Perhaps Gertrude Stein would not make such disparaging remarks about her native Oakland, Ca., today, after the nineties migration of artists and hipsters priced out by the bulging tech bubble, but at the turn of the century Stein most certainly did not find Oakland to be the cultural Mecca for which she yearned. There was plenty of “there” – and everything besides – to be found in Paris, apparently, and so Gertrude and her brothers, Leo and Michael, the latter with his wife, Sarah, all joined the many American-in-Paris expats in 1903 and 1904. It was in Paris that Stein would meet her lifelong partner, Alice B. Toklas, write many of her Modernist literary masterpieces and, in collaboration with her brothers, begin building one of the most impressive and influential art collections of the 20th century.
The Steins had a taste for the avant-garde, and collected what would become important works by such now-famous artists as Cézanne, Matisse, Picabia and Picasso, whose famous portrait of Stein hangs in New York’s Metropolitan Museum of Art. They were not only collectors, but avid promoters and even close friends with some of these artists. Gatherings of artists and writers at Michael and Sarah’s apartment led to their famous Saturday evening salons, and Gertrude and Alice’s apartment at 27 rue de Fleurus eventually became so frequented by admirers of their painting collection that they had to set specific visiting hours for their home-cum-museum so that Gertrude could write without interruption.

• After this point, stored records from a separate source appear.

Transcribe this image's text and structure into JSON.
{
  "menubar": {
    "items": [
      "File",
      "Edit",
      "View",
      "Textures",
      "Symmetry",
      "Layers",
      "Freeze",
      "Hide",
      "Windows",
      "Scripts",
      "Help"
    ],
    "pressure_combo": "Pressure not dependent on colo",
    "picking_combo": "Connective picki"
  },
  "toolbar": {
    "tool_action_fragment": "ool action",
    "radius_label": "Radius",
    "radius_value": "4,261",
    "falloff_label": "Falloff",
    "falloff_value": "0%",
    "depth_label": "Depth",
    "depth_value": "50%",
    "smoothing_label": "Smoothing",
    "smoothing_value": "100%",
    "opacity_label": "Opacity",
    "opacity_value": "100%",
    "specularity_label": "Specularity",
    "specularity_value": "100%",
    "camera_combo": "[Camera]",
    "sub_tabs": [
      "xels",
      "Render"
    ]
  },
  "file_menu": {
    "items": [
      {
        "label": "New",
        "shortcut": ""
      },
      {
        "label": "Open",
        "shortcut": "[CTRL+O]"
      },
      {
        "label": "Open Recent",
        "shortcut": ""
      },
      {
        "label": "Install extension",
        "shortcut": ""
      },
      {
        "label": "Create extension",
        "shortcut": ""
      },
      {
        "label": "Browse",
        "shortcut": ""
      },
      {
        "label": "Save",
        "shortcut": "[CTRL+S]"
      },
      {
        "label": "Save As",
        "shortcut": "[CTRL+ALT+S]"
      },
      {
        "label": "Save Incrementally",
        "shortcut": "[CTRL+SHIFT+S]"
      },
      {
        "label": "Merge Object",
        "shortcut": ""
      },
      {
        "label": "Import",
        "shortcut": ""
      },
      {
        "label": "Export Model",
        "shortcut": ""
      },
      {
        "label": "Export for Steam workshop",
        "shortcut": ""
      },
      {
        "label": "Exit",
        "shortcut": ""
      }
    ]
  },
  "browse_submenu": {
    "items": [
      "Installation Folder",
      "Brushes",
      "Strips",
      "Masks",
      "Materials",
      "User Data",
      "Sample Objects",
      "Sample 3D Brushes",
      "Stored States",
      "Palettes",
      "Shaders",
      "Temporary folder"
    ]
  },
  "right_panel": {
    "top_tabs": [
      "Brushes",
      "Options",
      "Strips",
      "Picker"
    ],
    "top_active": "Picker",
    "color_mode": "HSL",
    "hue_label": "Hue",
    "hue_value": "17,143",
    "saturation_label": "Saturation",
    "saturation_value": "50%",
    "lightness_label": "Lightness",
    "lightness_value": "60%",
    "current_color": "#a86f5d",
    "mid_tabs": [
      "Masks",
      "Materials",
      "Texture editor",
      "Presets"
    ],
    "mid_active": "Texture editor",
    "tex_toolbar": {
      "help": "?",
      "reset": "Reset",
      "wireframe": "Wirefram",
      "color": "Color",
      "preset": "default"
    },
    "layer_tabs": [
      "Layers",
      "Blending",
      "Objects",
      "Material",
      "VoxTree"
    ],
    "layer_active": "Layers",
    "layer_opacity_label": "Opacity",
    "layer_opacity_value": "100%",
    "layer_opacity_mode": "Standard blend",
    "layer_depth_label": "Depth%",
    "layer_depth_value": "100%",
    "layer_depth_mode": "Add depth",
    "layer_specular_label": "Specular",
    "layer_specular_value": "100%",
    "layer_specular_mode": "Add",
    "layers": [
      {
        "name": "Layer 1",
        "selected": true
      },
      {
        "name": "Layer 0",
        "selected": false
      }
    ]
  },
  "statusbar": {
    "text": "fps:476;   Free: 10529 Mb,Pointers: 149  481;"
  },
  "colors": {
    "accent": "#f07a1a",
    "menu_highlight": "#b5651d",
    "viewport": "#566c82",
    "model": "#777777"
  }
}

The Steins’s collections have been culled for an exhibit that will begin near their childhood home, at the San Francisco Museum of Modern Art, in May of 2011. After it finishes its run at SFMoMA from May 21 to September 6, 2011, “The Steins Collect: Matisse, Picasso, and the Parisian Avant-Garde” will move to the Grand Palais, Paris (October 3, 2011, through January 20, 2012) and the Metropolitan Museum of Art, New York (February 21 through June 3, 2012). This exhibition incorporates new scholarship and highlights the various emphases of the three collections, Leo’s, Gertrude and Alice’s, and Michael and Sarah’s, and provides extensive archival materials documenting the historical importance of the family’s collection, including Michael and Sarah’s introduction of Matisse to American viewers on their move back to the Bay Area in 1935, the same year SFMoMA was founded.